U.S. Secretary of State Mike Pompeo urged the Vatican on Wednesday to join the United States in denouncing violations of religious freedom in China, saying the Catholic Church should be at the forefront in the fight to insist on basic human rights there.
Pompeo made the appeal at a conference on religious freedom organized by the U.S. Embassy to the Holy See, with top Vatican officials in the audience. It took place at the same time the Vatican is entering into delicate negotiations with Beijing on extending their controversial agreement on nominating bishops for China.
Pompeo has strongly criticized the accord, penning an essay earlier this month suggesting that the Vatican had compromised its moral authority by signing it. His article greatly irritated the Vatican, which saw it as interference in the church’s internal affairs for the sake of scoring domestic political points.
The Vatican secretary of state, Cardinal Pietro Parolin, said the Holy See was “surprised” by Pompeo’s article. Speaking to reporters on the sidelines of the conference, Parolin said the private meetings Pompeo had scheduled at the Vatican would have been the more appropriate setting to express his concerns, Italian news agency ANSA reported.
Neither Parolin nor Archbishop Paul Gallagher, the Vatican foreign minister, mentioned China in their official remarks to the conference, which was held in a hotel reception room near the U.S. Embassy. Both focused instead on the Holy See’s longstanding history of promoting religious freedom as a fundamental human right.
“The question of protecting religious freedom so as to allow the local Catholic Church to exercise its mission remains an indispensable part of the scope and activity of the Holy See,” Gallagher said, criticizing “ideological” threats to religious freedom, such as legislation in some Western nations that redefines traditional concepts of gender.
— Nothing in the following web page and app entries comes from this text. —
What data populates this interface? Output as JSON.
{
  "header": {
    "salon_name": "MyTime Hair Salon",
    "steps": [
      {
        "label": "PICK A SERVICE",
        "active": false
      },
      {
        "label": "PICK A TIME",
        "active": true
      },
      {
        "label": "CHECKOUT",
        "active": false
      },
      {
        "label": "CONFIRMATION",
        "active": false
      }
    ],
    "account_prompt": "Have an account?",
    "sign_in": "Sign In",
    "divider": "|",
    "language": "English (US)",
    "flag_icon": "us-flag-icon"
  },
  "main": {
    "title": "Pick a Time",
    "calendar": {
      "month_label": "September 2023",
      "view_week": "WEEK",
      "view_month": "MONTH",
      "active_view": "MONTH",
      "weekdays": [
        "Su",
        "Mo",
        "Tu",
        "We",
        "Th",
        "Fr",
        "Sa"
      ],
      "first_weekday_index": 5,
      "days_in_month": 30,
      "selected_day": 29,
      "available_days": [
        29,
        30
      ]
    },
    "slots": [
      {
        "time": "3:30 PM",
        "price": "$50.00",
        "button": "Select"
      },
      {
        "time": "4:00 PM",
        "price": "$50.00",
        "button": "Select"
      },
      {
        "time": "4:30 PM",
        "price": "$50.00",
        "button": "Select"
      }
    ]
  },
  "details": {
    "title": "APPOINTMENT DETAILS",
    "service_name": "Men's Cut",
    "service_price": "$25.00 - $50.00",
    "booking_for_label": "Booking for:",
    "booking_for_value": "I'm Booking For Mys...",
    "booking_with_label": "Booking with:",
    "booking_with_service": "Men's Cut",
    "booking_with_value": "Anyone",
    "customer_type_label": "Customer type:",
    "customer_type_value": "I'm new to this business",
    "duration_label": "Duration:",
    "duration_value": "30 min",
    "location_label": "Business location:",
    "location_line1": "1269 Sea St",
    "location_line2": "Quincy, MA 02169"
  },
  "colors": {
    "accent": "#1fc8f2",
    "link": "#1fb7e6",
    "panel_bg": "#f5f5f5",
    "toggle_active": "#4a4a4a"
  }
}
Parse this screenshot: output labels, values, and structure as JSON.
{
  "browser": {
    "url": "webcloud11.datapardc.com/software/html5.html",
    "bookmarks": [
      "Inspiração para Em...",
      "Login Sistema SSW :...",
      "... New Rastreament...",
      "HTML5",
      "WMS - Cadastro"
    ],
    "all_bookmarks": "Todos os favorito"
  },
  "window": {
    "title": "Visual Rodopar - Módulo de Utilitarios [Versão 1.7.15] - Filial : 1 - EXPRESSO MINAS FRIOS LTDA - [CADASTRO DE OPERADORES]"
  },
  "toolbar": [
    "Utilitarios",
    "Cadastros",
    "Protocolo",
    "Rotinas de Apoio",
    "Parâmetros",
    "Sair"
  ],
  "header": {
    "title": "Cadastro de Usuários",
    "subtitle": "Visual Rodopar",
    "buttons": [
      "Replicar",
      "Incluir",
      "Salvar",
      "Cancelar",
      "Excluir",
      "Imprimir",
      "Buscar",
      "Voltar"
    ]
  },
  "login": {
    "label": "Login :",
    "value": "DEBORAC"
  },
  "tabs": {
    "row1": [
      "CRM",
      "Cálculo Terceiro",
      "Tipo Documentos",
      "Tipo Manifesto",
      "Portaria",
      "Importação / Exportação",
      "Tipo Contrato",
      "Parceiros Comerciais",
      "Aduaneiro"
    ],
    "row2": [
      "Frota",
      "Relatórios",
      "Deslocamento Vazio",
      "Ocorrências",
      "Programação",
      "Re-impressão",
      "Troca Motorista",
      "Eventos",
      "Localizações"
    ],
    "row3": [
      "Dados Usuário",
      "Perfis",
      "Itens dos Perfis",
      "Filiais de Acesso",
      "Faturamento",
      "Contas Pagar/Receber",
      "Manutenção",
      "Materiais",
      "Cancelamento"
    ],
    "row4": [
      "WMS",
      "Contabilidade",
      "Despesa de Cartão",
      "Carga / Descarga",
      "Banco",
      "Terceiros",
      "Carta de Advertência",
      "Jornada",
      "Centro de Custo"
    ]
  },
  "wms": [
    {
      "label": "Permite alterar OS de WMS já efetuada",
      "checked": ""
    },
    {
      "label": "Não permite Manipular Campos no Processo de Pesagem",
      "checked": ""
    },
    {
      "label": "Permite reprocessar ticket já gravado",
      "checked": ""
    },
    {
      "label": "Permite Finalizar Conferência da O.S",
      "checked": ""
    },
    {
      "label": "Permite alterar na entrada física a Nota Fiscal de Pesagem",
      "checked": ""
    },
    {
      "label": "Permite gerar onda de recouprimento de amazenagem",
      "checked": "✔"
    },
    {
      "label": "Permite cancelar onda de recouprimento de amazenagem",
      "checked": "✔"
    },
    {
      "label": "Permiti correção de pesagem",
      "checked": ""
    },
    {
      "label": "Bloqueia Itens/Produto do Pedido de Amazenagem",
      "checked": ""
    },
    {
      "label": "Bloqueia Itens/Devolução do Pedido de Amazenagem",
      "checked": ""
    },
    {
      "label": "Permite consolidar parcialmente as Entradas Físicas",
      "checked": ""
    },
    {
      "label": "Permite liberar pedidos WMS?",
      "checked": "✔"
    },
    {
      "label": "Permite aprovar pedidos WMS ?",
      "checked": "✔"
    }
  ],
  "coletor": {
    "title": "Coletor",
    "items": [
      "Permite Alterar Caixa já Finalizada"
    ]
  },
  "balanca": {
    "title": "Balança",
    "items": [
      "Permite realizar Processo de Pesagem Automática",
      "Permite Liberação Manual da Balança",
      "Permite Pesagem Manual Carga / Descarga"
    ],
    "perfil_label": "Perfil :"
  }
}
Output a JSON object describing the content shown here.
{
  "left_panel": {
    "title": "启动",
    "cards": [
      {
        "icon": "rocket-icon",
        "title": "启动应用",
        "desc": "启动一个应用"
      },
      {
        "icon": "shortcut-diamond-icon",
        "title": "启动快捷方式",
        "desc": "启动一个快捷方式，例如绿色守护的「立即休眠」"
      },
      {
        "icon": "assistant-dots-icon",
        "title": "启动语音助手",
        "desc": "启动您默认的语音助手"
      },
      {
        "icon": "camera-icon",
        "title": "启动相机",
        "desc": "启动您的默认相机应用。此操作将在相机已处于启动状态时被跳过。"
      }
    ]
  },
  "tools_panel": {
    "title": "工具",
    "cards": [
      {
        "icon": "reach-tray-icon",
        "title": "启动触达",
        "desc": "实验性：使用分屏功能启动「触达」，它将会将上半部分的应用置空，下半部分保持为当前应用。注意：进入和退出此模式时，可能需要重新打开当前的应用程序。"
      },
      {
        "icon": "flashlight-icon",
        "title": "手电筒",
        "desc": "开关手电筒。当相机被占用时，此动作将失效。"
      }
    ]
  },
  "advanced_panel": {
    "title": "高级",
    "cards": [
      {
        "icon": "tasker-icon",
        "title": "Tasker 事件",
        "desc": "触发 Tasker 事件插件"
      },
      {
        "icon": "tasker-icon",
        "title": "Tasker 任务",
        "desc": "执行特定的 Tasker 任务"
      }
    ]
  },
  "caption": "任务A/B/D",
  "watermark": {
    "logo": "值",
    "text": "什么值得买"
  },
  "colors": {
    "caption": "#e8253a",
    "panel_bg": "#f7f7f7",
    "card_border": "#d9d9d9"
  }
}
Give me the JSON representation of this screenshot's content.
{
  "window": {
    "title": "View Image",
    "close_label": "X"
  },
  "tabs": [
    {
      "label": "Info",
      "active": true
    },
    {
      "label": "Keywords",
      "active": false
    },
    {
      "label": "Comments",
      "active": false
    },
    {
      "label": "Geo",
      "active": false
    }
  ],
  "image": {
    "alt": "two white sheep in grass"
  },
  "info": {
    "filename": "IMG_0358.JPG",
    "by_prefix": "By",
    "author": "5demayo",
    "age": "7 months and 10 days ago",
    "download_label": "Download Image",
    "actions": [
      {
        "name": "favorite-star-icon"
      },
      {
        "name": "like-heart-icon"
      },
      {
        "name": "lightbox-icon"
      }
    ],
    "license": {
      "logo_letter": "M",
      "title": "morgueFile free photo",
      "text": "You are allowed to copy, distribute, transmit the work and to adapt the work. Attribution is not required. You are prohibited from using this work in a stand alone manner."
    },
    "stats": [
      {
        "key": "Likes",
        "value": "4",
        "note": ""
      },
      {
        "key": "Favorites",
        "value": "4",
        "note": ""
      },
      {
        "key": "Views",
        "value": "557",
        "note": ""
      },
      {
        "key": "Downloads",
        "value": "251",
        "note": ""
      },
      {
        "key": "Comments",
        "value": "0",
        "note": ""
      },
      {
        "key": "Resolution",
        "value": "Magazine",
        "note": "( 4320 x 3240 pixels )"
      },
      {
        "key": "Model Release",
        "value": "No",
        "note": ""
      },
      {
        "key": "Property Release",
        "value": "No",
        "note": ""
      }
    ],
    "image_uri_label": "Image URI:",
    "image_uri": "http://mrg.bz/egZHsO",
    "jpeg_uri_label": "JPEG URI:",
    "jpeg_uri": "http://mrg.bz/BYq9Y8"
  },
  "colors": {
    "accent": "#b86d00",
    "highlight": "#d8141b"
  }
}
In his remarks, Pompeo echoed the Trump administration’s harsh criticism of Beijing, which increased after the coronavirus was first detected in China, and as the U.S. Nov. 3 presidential election neared.
“Nowhere is religious freedom under assault more than in China,” Pompeo said, accusing the ruling Communist Party of working “day and night to snuff out the lamp of freedom, especially religious freedom, on a horrifying scale.”
Quoting St. John Paul II, retired Pope Benedict XVI and Pope Francis, Pompeo urged a greater commitment from faith leaders to stand up for all religious believers.
“To be a church `permanently in a state of mission’ has many meanings. Surely one of them is to be a church permanently in defence of basic human rights,” he said, quoting a phrase Francis commonly uses.
In his essay published in the conservative magazine “First Things,” Pompeo said the Vatican-China accord hadn’t shielded Catholics from China’s religious crackdown and suggested that the Vatican had compromised its moral authority by signing it.
“We want every institution to use their power. I happen to think that churches, and the Catholic Church included, have enormous capacity,” Pompeo said Wednesday in defending the essay. “They have historically stood with oppressed peoples all around the world.”
The Vatican has defended its accord with China, saying it was purely an ecclesial matter about bishop nominations and was not a political or diplomatic agreement. The Vatican has said the agreement had borne “limited” but positive fruit and was worth extending for another determined period of time.
Critics, including the retired Hong Kong archbishop, have said the Vatican sold out China’s underground Catholics, who for decades remained loyal to Rome, often at great personal cost. More sympathetic China watchers say at most the agreement has prevented an irrevocable schism in China by creating a mechanism through which bishops can be named through a process of dialogue.
Asked Wednesday how the Holy See received Pompeo’s essay, Gallagher told reporters: “It was received critically.”
He also said the proximity of Pompeo’s visit to the U.S. election, was “one of the reasons why the Holy Father is not receiving the secretary of state.”
Pompeo, who met with the pope last year when he spoke at a similar conference, instead will meet Thursday with Gallagher and Parolin at the Vatican.
After the conference, Pompeo met with Italian Premier Giuseppe Conte, the first Group of Seven leader to sign onto China’s infrastructure-building Belt and Road initiative. Conte said at the time of Italy’s 2019 signing, which was done over U.S. objections, that it would not put into question Italy’s trans-Atlantic partnerships.
A State Department deputy spokesperson, Cale Brown, said Pompeo raised the issue during his meeting with Conte, and noted the “risks” of doing business with China.